All of the data, word for word and free of pictures, is the expected result.
[Start of Attachment]
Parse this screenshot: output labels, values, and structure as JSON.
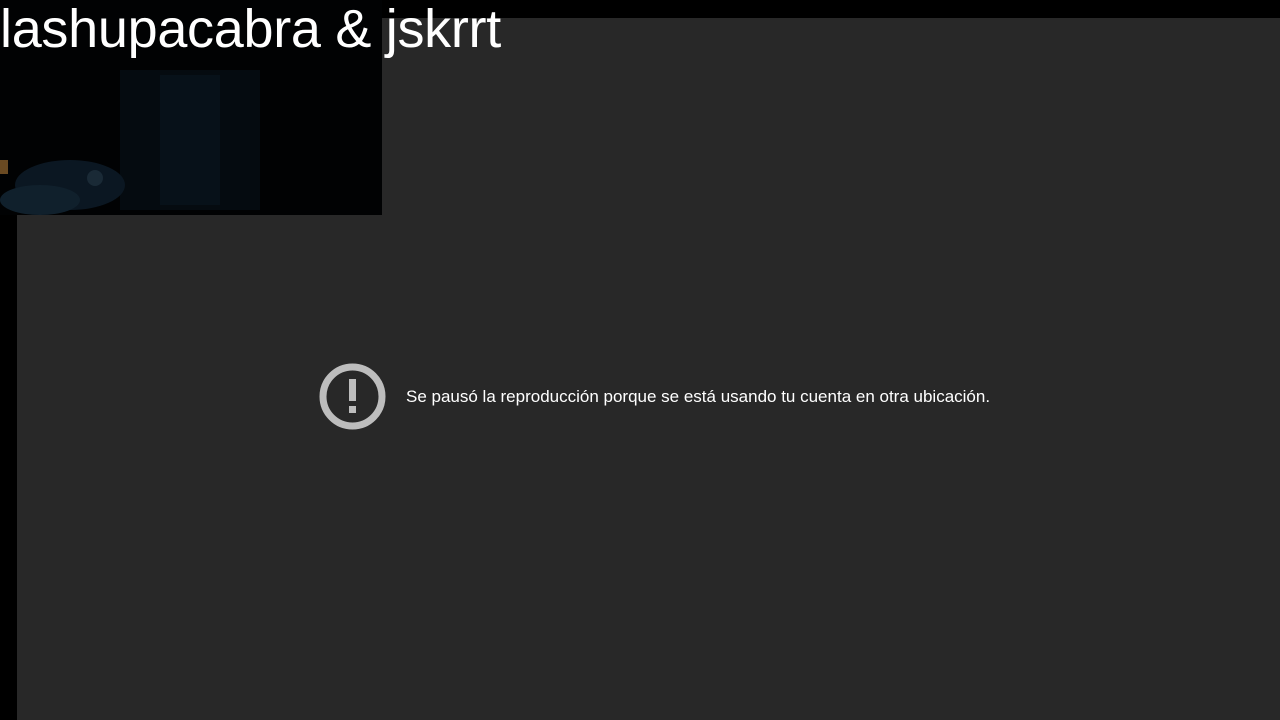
{
  "overlay": {
    "title": "lashupacabra & jskrrt"
  },
  "player": {
    "error_message": "Se pausó la reproducción porque se está usando tu cuenta en otra ubicación.",
    "error_icon": "exclamation-circle-icon"
  },
  "colors": {
    "background": "#000000",
    "player_background": "#282828",
    "icon_color": "#bdbdbd",
    "text_color": "#ffffff"
  }
}
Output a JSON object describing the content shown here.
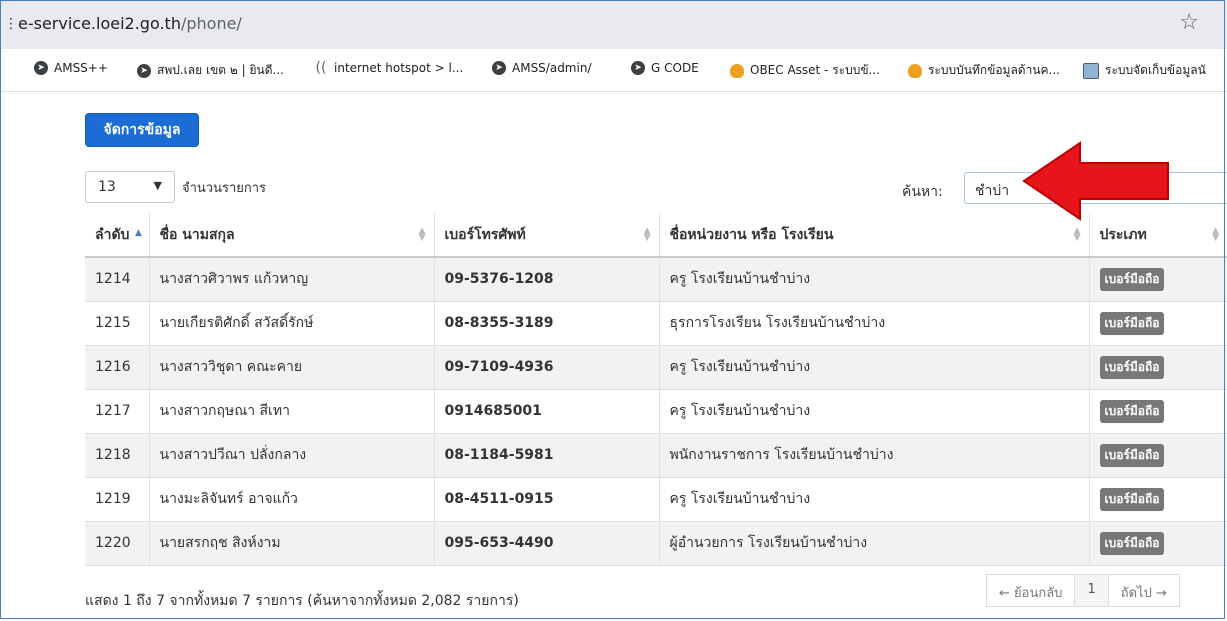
{
  "browser": {
    "url_domain": "e-service.loei2.go.th",
    "url_path": "/phone/",
    "bookmarks": [
      {
        "label": "AMSS++",
        "icon": "globe-icon"
      },
      {
        "label": "สพป.เลย เขต ๒ | ยินดี...",
        "icon": "globe-icon"
      },
      {
        "label": "internet hotspot > l...",
        "icon": "wifi-icon"
      },
      {
        "label": "AMSS/admin/",
        "icon": "globe-icon"
      },
      {
        "label": "G CODE",
        "icon": "globe-icon"
      },
      {
        "label": "OBEC Asset - ระบบข้...",
        "icon": "flame-icon"
      },
      {
        "label": "ระบบบันทึกข้อมูลด้านค...",
        "icon": "flame-icon"
      },
      {
        "label": "ระบบจัดเก็บข้อมูลนั",
        "icon": "image-icon"
      }
    ]
  },
  "toolbar": {
    "manage_label": "จัดการข้อมูล"
  },
  "controls": {
    "length_value": "13",
    "length_label": "จำนวนรายการ",
    "search_label": "ค้นหา:",
    "search_value": "ชำบ่า"
  },
  "table": {
    "columns": [
      "ลำดับ",
      "ชื่อ นามสกุล",
      "เบอร์โทรศัพท์",
      "ชื่อหน่วยงาน หรือ โรงเรียน",
      "ประเภท"
    ],
    "rows": [
      {
        "no": "1214",
        "name": "นางสาวศิวาพร แก้วหาญ",
        "phone": "09-5376-1208",
        "unit": "ครู โรงเรียนบ้านชำบ่าง",
        "type": "เบอร์มือถือ"
      },
      {
        "no": "1215",
        "name": "นายเกียรติศักดิ์ สวัสดิ์รักษ์",
        "phone": "08-8355-3189",
        "unit": "ธุรการโรงเรียน โรงเรียนบ้านชำบ่าง",
        "type": "เบอร์มือถือ"
      },
      {
        "no": "1216",
        "name": "นางสาววิชุดา คณะคาย",
        "phone": "09-7109-4936",
        "unit": "ครู โรงเรียนบ้านชำบ่าง",
        "type": "เบอร์มือถือ"
      },
      {
        "no": "1217",
        "name": "นางสาวกฤษณา สีเทา",
        "phone": "0914685001",
        "unit": "ครู โรงเรียนบ้านชำบ่าง",
        "type": "เบอร์มือถือ"
      },
      {
        "no": "1218",
        "name": "นางสาวปวีณา ปลั่งกลาง",
        "phone": "08-1184-5981",
        "unit": "พนักงานราชการ โรงเรียนบ้านชำบ่าง",
        "type": "เบอร์มือถือ"
      },
      {
        "no": "1219",
        "name": "นางมะลิจันทร์ อาจแก้ว",
        "phone": "08-4511-0915",
        "unit": "ครู โรงเรียนบ้านชำบ่าง",
        "type": "เบอร์มือถือ"
      },
      {
        "no": "1220",
        "name": "นายสรกฤช สิงห์งาม",
        "phone": "095-653-4490",
        "unit": "ผู้อำนวยการ โรงเรียนบ้านชำบ่าง",
        "type": "เบอร์มือถือ"
      }
    ]
  },
  "footer": {
    "info": "แสดง 1 ถึง 7 จากทั้งหมด 7 รายการ (ค้นหาจากทั้งหมด 2,082 รายการ)",
    "prev_label": "← ย้อนกลับ",
    "page_label": "1",
    "next_label": "ถัดไป →"
  },
  "colors": {
    "accent": "#1c6cd6",
    "arrow": "#e8141c",
    "badge": "#777777"
  }
}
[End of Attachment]
> _PROBLEM SOLUTION_
Parse this screenshot: output labels, values, and structure as JSON.
{
  "overlay": {
    "title": "lashupacabra & jskrrt"
  },
  "player": {
    "error_message": "Se pausó la reproducción porque se está usando tu cuenta en otra ubicación.",
    "error_icon": "exclamation-circle-icon"
  },
  "colors": {
    "background": "#000000",
    "player_background": "#282828",
    "icon_color": "#bdbdbd",
    "text_color": "#ffffff"
  }
}
Output a JSON object describing the content shown here.
{
  "browser": {
    "url_domain": "e-service.loei2.go.th",
    "url_path": "/phone/",
    "bookmarks": [
      {
        "label": "AMSS++",
        "icon": "globe-icon"
      },
      {
        "label": "สพป.เลย เขต ๒ | ยินดี...",
        "icon": "globe-icon"
      },
      {
        "label": "internet hotspot > l...",
        "icon": "wifi-icon"
      },
      {
        "label": "AMSS/admin/",
        "icon": "globe-icon"
      },
      {
        "label": "G CODE",
        "icon": "globe-icon"
      },
      {
        "label": "OBEC Asset - ระบบข้...",
        "icon": "flame-icon"
      },
      {
        "label": "ระบบบันทึกข้อมูลด้านค...",
        "icon": "flame-icon"
      },
      {
        "label": "ระบบจัดเก็บข้อมูลนั",
        "icon": "image-icon"
      }
    ]
  },
  "toolbar": {
    "manage_label": "จัดการข้อมูล"
  },
  "controls": {
    "length_value": "13",
    "length_label": "จำนวนรายการ",
    "search_label": "ค้นหา:",
    "search_value": "ชำบ่า"
  },
  "table": {
    "columns": [
      "ลำดับ",
      "ชื่อ นามสกุล",
      "เบอร์โทรศัพท์",
      "ชื่อหน่วยงาน หรือ โรงเรียน",
      "ประเภท"
    ],
    "rows": [
      {
        "no": "1214",
        "name": "นางสาวศิวาพร แก้วหาญ",
        "phone": "09-5376-1208",
        "unit": "ครู โรงเรียนบ้านชำบ่าง",
        "type": "เบอร์มือถือ"
      },
      {
        "no": "1215",
        "name": "นายเกียรติศักดิ์ สวัสดิ์รักษ์",
        "phone": "08-8355-3189",
        "unit": "ธุรการโรงเรียน โรงเรียนบ้านชำบ่าง",
        "type": "เบอร์มือถือ"
      },
      {
        "no": "1216",
        "name": "นางสาววิชุดา คณะคาย",
        "phone": "09-7109-4936",
        "unit": "ครู โรงเรียนบ้านชำบ่าง",
        "type": "เบอร์มือถือ"
      },
      {
        "no": "1217",
        "name": "นางสาวกฤษณา สีเทา",
        "phone": "0914685001",
        "unit": "ครู โรงเรียนบ้านชำบ่าง",
        "type": "เบอร์มือถือ"
      },
      {
        "no": "1218",
        "name": "นางสาวปวีณา ปลั่งกลาง",
        "phone": "08-1184-5981",
        "unit": "พนักงานราชการ โรงเรียนบ้านชำบ่าง",
        "type": "เบอร์มือถือ"
      },
      {
        "no": "1219",
        "name": "นางมะลิจันทร์ อาจแก้ว",
        "phone": "08-4511-0915",
        "unit": "ครู โรงเรียนบ้านชำบ่าง",
        "type": "เบอร์มือถือ"
      },
      {
        "no": "1220",
        "name": "นายสรกฤช สิงห์งาม",
        "phone": "095-653-4490",
        "unit": "ผู้อำนวยการ โรงเรียนบ้านชำบ่าง",
        "type": "เบอร์มือถือ"
      }
    ]
  },
  "footer": {
    "info": "แสดง 1 ถึง 7 จากทั้งหมด 7 รายการ (ค้นหาจากทั้งหมด 2,082 รายการ)",
    "prev_label": "← ย้อนกลับ",
    "page_label": "1",
    "next_label": "ถัดไป →"
  },
  "colors": {
    "accent": "#1c6cd6",
    "arrow": "#e8141c",
    "badge": "#777777"
  }
}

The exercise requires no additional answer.